Material supplied:
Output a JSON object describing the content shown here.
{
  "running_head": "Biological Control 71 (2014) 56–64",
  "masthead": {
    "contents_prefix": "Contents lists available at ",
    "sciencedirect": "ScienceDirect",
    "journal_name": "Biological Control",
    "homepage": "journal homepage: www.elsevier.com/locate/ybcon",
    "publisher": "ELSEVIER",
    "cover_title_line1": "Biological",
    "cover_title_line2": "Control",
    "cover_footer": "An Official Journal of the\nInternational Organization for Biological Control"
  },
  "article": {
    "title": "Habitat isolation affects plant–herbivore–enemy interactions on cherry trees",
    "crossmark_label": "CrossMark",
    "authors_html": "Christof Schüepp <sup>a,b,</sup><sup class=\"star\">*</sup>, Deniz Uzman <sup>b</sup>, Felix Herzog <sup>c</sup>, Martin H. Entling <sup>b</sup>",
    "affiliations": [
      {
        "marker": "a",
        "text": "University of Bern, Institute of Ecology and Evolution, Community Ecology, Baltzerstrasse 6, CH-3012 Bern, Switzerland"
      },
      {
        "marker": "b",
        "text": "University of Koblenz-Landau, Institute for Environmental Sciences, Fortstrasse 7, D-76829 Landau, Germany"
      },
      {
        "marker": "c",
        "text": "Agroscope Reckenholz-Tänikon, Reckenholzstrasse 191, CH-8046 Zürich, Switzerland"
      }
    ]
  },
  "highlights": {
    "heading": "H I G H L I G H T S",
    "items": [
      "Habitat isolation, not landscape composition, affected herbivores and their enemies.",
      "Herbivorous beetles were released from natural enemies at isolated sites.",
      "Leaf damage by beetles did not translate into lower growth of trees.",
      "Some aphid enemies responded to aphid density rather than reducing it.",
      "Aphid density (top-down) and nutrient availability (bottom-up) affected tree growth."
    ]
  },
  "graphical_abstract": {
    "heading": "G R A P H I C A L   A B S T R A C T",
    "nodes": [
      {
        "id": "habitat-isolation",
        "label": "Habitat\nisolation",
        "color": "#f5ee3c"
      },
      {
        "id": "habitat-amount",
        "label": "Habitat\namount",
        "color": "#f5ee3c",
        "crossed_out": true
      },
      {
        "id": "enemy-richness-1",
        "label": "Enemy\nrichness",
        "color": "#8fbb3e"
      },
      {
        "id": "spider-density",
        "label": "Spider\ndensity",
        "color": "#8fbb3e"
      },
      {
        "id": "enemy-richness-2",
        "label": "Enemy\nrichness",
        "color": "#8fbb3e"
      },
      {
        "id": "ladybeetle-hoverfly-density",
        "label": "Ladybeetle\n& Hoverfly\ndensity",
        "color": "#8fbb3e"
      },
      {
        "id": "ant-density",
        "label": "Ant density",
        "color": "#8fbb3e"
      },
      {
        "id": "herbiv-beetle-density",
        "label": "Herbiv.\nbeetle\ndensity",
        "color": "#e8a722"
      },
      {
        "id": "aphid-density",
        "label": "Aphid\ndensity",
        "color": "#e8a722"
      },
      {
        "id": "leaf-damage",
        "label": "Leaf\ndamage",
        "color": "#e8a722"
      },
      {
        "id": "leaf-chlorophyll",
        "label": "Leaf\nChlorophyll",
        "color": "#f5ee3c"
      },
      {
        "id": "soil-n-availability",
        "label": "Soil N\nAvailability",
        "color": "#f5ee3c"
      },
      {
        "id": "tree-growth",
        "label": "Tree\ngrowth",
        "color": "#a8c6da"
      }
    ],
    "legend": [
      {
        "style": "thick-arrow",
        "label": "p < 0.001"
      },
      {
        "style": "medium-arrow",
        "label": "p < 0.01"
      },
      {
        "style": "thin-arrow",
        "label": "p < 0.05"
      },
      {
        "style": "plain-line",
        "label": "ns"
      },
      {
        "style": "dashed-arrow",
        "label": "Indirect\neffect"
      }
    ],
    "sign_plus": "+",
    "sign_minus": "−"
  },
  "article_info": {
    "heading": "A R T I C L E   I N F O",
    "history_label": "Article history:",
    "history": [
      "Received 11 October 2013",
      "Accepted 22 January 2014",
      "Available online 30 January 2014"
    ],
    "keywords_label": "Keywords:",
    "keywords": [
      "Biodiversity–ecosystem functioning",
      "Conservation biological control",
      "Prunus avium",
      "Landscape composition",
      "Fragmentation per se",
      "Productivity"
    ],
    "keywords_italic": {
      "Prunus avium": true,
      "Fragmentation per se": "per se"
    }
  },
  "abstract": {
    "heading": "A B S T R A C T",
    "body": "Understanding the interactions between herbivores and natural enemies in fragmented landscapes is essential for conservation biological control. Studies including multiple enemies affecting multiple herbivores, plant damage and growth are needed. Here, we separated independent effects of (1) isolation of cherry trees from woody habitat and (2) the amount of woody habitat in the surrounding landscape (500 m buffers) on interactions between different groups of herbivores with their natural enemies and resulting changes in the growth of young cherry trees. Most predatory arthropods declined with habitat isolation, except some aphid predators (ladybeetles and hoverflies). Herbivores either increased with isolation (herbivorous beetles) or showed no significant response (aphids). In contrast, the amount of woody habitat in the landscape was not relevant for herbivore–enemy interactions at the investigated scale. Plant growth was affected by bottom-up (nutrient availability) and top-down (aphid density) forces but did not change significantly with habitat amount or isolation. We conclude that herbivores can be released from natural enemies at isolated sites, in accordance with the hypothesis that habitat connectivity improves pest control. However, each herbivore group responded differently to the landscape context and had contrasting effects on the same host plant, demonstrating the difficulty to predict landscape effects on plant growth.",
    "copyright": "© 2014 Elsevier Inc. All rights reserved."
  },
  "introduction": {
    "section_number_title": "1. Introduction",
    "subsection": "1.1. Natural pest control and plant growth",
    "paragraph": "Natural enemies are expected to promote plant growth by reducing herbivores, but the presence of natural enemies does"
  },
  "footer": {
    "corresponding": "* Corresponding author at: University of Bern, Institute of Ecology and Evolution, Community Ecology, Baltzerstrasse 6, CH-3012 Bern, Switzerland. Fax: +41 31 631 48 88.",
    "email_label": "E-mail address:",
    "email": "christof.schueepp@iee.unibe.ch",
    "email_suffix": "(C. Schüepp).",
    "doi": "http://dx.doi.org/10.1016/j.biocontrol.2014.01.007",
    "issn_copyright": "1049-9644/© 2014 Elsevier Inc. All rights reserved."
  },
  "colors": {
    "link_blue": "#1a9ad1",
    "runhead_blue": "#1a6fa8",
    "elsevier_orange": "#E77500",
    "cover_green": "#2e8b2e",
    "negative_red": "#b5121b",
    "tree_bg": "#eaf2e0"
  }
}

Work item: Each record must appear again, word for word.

Output below:
Output a JSON object describing the content shown here.
{
  "running_head": "Biological Control 71 (2014) 56–64",
  "masthead": {
    "contents_prefix": "Contents lists available at ",
    "sciencedirect": "ScienceDirect",
    "journal_name": "Biological Control",
    "homepage": "journal homepage: www.elsevier.com/locate/ybcon",
    "publisher": "ELSEVIER",
    "cover_title_line1": "Biological",
    "cover_title_line2": "Control",
    "cover_footer": "An Official Journal of the\nInternational Organization for Biological Control"
  },
  "article": {
    "title": "Habitat isolation affects plant–herbivore–enemy interactions on cherry trees",
    "crossmark_label": "CrossMark",
    "authors_html": "Christof Schüepp <sup>a,b,</sup><sup class=\"star\">*</sup>, Deniz Uzman <sup>b</sup>, Felix Herzog <sup>c</sup>, Martin H. Entling <sup>b</sup>",
    "affiliations": [
      {
        "marker": "a",
        "text": "University of Bern, Institute of Ecology and Evolution, Community Ecology, Baltzerstrasse 6, CH-3012 Bern, Switzerland"
      },
      {
        "marker": "b",
        "text": "University of Koblenz-Landau, Institute for Environmental Sciences, Fortstrasse 7, D-76829 Landau, Germany"
      },
      {
        "marker": "c",
        "text": "Agroscope Reckenholz-Tänikon, Reckenholzstrasse 191, CH-8046 Zürich, Switzerland"
      }
    ]
  },
  "highlights": {
    "heading": "H I G H L I G H T S",
    "items": [
      "Habitat isolation, not landscape composition, affected herbivores and their enemies.",
      "Herbivorous beetles were released from natural enemies at isolated sites.",
      "Leaf damage by beetles did not translate into lower growth of trees.",
      "Some aphid enemies responded to aphid density rather than reducing it.",
      "Aphid density (top-down) and nutrient availability (bottom-up) affected tree growth."
    ]
  },
  "graphical_abstract": {
    "heading": "G R A P H I C A L   A B S T R A C T",
    "nodes": [
      {
        "id": "habitat-isolation",
        "label": "Habitat\nisolation",
        "color": "#f5ee3c"
      },
      {
        "id": "habitat-amount",
        "label": "Habitat\namount",
        "color": "#f5ee3c",
        "crossed_out": true
      },
      {
        "id": "enemy-richness-1",
        "label": "Enemy\nrichness",
        "color": "#8fbb3e"
      },
      {
        "id": "spider-density",
        "label": "Spider\ndensity",
        "color": "#8fbb3e"
      },
      {
        "id": "enemy-richness-2",
        "label": "Enemy\nrichness",
        "color": "#8fbb3e"
      },
      {
        "id": "ladybeetle-hoverfly-density",
        "label": "Ladybeetle\n& Hoverfly\ndensity",
        "color": "#8fbb3e"
      },
      {
        "id": "ant-density",
        "label": "Ant density",
        "color": "#8fbb3e"
      },
      {
        "id": "herbiv-beetle-density",
        "label": "Herbiv.\nbeetle\ndensity",
        "color": "#e8a722"
      },
      {
        "id": "aphid-density",
        "label": "Aphid\ndensity",
        "color": "#e8a722"
      },
      {
        "id": "leaf-damage",
        "label": "Leaf\ndamage",
        "color": "#e8a722"
      },
      {
        "id": "leaf-chlorophyll",
        "label": "Leaf\nChlorophyll",
        "color": "#f5ee3c"
      },
      {
        "id": "soil-n-availability",
        "label": "Soil N\nAvailability",
        "color": "#f5ee3c"
      },
      {
        "id": "tree-growth",
        "label": "Tree\ngrowth",
        "color": "#a8c6da"
      }
    ],
    "legend": [
      {
        "style": "thick-arrow",
        "label": "p < 0.001"
      },
      {
        "style": "medium-arrow",
        "label": "p < 0.01"
      },
      {
        "style": "thin-arrow",
        "label": "p < 0.05"
      },
      {
        "style": "plain-line",
        "label": "ns"
      },
      {
        "style": "dashed-arrow",
        "label": "Indirect\neffect"
      }
    ],
    "sign_plus": "+",
    "sign_minus": "−"
  },
  "article_info": {
    "heading": "A R T I C L E   I N F O",
    "history_label": "Article history:",
    "history": [
      "Received 11 October 2013",
      "Accepted 22 January 2014",
      "Available online 30 January 2014"
    ],
    "keywords_label": "Keywords:",
    "keywords": [
      "Biodiversity–ecosystem functioning",
      "Conservation biological control",
      "Prunus avium",
      "Landscape composition",
      "Fragmentation per se",
      "Productivity"
    ],
    "keywords_italic": {
      "Prunus avium": true,
      "Fragmentation per se": "per se"
    }
  },
  "abstract": {
    "heading": "A B S T R A C T",
    "body": "Understanding the interactions between herbivores and natural enemies in fragmented landscapes is essential for conservation biological control. Studies including multiple enemies affecting multiple herbivores, plant damage and growth are needed. Here, we separated independent effects of (1) isolation of cherry trees from woody habitat and (2) the amount of woody habitat in the surrounding landscape (500 m buffers) on interactions between different groups of herbivores with their natural enemies and resulting changes in the growth of young cherry trees. Most predatory arthropods declined with habitat isolation, except some aphid predators (ladybeetles and hoverflies). Herbivores either increased with isolation (herbivorous beetles) or showed no significant response (aphids). In contrast, the amount of woody habitat in the landscape was not relevant for herbivore–enemy interactions at the investigated scale. Plant growth was affected by bottom-up (nutrient availability) and top-down (aphid density) forces but did not change significantly with habitat amount or isolation. We conclude that herbivores can be released from natural enemies at isolated sites, in accordance with the hypothesis that habitat connectivity improves pest control. However, each herbivore group responded differently to the landscape context and had contrasting effects on the same host plant, demonstrating the difficulty to predict landscape effects on plant growth.",
    "copyright": "© 2014 Elsevier Inc. All rights reserved."
  },
  "introduction": {
    "section_number_title": "1. Introduction",
    "subsection": "1.1. Natural pest control and plant growth",
    "paragraph": "Natural enemies are expected to promote plant growth by reducing herbivores, but the presence of natural enemies does"
  },
  "footer": {
    "corresponding": "* Corresponding author at: University of Bern, Institute of Ecology and Evolution, Community Ecology, Baltzerstrasse 6, CH-3012 Bern, Switzerland. Fax: +41 31 631 48 88.",
    "email_label": "E-mail address:",
    "email": "christof.schueepp@iee.unibe.ch",
    "email_suffix": "(C. Schüepp).",
    "doi": "http://dx.doi.org/10.1016/j.biocontrol.2014.01.007",
    "issn_copyright": "1049-9644/© 2014 Elsevier Inc. All rights reserved."
  },
  "colors": {
    "link_blue": "#1a9ad1",
    "runhead_blue": "#1a6fa8",
    "elsevier_orange": "#E77500",
    "cover_green": "#2e8b2e",
    "negative_red": "#b5121b",
    "tree_bg": "#eaf2e0"
  }
}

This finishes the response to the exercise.